"How you gather, manage, and use information will determine whether you win or lose."
- Bill Gates
"Computers are incredibly fast, accurate and stupid; humans are incredibly slow, inaccurate and brilliant; together they are powerful beyond imagination."
- Albert Einstein
Computer Science Department Objectives
Computer Science is an optional subject and, consequently, the programme of study starts in Year 9. It is an engaging and practical subject that strongly encourages creativity and problem-solving and enables students to develop their understanding and application of the core concepts in computer science. You would be able to find out how a computer does what it does so amazingly fast! Your journey will initiate you into ‘talking’ to a computer using programming languages and analyse problems in computational terms while devising creative solutions by designing, writing, testing and evaluating programs.
Key Stage 4
The programme of study started in Year 9 will significantly evolve in preparing for the OCR’s GCSE (9–1) Computer Science exam.
This will encourage students to:
- Understand and apply the fundamental principles and concepts of Computer Science, including abstraction, decomposition, logic, algorithms, and data representation
- Analyse problems in computational terms through practical experience of solving such problems, including designing, writing and debugging programs
- Think creatively, innovatively, analytically, logically and critically
- Understand the components that make up digital systems, and how they communicate with one another and with other systems
- Understand the impacts of digital technology to the individual and to wider society
- Apply mathematical skills relevant to Computer Science.
All pupils are assessed termly and all assessments are graded against the government standards. Pupils will follow the OCR assessment criteria and all work done will be against the GCSE assessment objectives.
The programme of study consists of the following three components:
- Component 01: Computer systems - written exam - 40% of Total GCSE
Introduces students to the central processing unit (CPU), computer memory and storage, wired and wireless networks, network topologies, system security and system software. It also looks at ethical, legal, cultural and environmental concerns associated with computer science.
- Component 02: Computational thinking, algorithms and programming - written exam - 40% of Total GCSE
Students apply knowledge and understanding gained in component 01. They develop skills and understanding in computational thinking: algorithms, programming techniques, producing robust programs, computational logic, translators and data representation. The skills and knowledge developed within this component will support the learner when completing the Programming Project.
- Programming Project - non-examined assessment (NEA) - 20% of Total GCSE

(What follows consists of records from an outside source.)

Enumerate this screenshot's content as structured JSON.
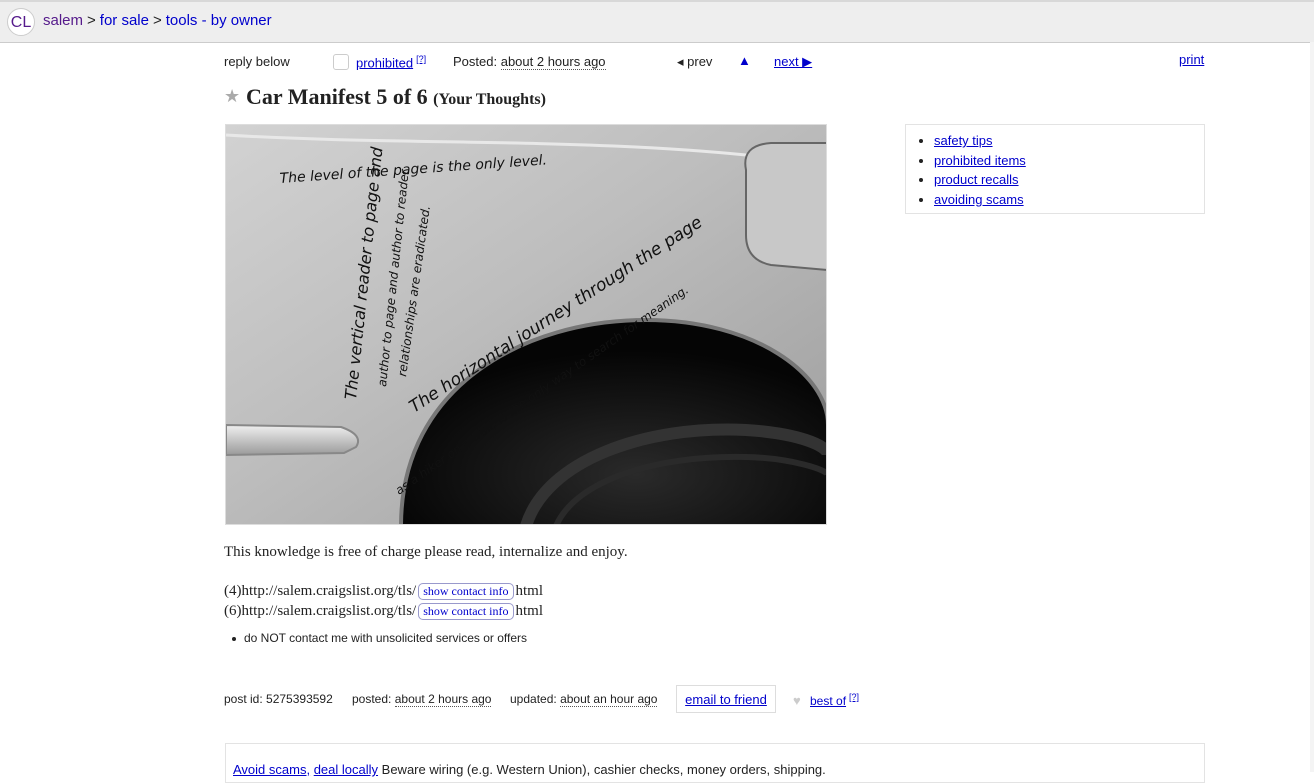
{
  "header": {
    "logo": "CL",
    "crumbs": [
      "salem",
      "for sale",
      "tools - by owner"
    ],
    "separator": ">"
  },
  "postbar": {
    "reply": "reply below",
    "prohibited": "prohibited",
    "help_marker": "[?]",
    "posted_label": "Posted:",
    "posted_time": "about 2 hours ago",
    "prev": "◂ prev",
    "up": "▲",
    "next": "next ▶",
    "print": "print"
  },
  "post": {
    "title": "Car Manifest 5 of 6",
    "title_sub": "(Your Thoughts)",
    "body": "This knowledge is free of charge please read, internalize and enjoy.",
    "links": [
      {
        "prefix": "(4)http://salem.craigslist.org/tls/",
        "button": "show contact info",
        "suffix": "html"
      },
      {
        "prefix": "(6)http://salem.craigslist.org/tls/",
        "button": "show contact info",
        "suffix": "html"
      }
    ],
    "notice": "do NOT contact me with unsolicited services or offers"
  },
  "photo": {
    "line1": "The level of the page is the only level.",
    "line2a": "The vertical reader to page and",
    "line2b": "author to page and author to reader",
    "line2c": "relationships are eradicated.",
    "line3a": "The horizontal journey through the page",
    "line3b": "as a hiker on a trail, is the only way to search for meaning."
  },
  "safety": {
    "items": [
      "safety tips",
      "prohibited items",
      "product recalls",
      "avoiding scams"
    ]
  },
  "footer": {
    "post_id_label": "post id: 5275393592",
    "posted_label": "posted:",
    "posted_time": "about 2 hours ago",
    "updated_label": "updated:",
    "updated_time": "about an hour ago",
    "email": "email to friend",
    "heart": "♥",
    "best_of": "best of",
    "help_marker": "[?]"
  },
  "scams": {
    "link1": "Avoid scams,",
    "link2": "deal locally",
    "text": "Beware wiring (e.g. Western Union), cashier checks, money orders, shipping."
  }
}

Students use OCR Programming Project tasks to develop their practical ability in the skills developed in components 01 and 02. They will have the opportunity to define success criteria from a given problem, and then create suitable algorithms to achieve the success criteria. Students then code their solutions in a suitable programming language, and check its functionality using a suitable and documented test plan. Finally they will evaluate the success of their solution and reflect on potential developments for the future.
Key Stage 5
OCR A Level Computer Science programme of study is above all else relevant to the modern and changing world of computing. It is an intensely creative subject that combines invention and excitement, and looks at the natural world through a digital prism. At this stage, students will value computational thinking, helping them to develop the skills to solve problems, design systems and understand the power and limits of human and machine intelligence. Students will be able develop an ability to analyse, critically evaluate and make decisions.
The project approach is a vital component of ‘post-school’ life and is of particular relevance to Further Education, Higher Education and the workplace. Each learner will be able to tailor their project to fit their individual needs, choices and aspirations with OCR offering a rigorous assessment structure that ensures the integrity of the project.
KS5 Content overview
Students must take all the following three components to be awarded the OCR A Level in Computer Science.
Component 01: Computer systems
Students are introduced to the internal workings of the (CPU), data exchange, software development, data types and legal and ethical issues. The resulting knowledge and understanding will underpin their work in component 03.
- The characteristics of contemporary processors, input, output and storage devices
- Types of software and the different methodologies used to develop software
- Data exchange between different systems
- Data types, data structures and algorithms
- Legal, moral, cultural and ethical issues.
Component 02: Algorithms and programming
This builds on component 01 to include computational thinking and problem-solving.
- What is meant by computational thinking (thinking abstractly, thinking ahead, thinking procedurally etc.)
- Problem solving and programming – how computers and programs can be used to solve problems
- Algorithms and how they can be used to describe and solve problems.
Component 03: Programming project
Students are expected to apply the principles of computational thinking to a practical coding programming project. They will analyse, design, develop, test, evaluate and document a program written in a suitable programming language. The project is designed to be independently chosen by the student and provides them with the flexibility to investigate projects within the diverse field of computer science. We support a wide and diverse range of languages.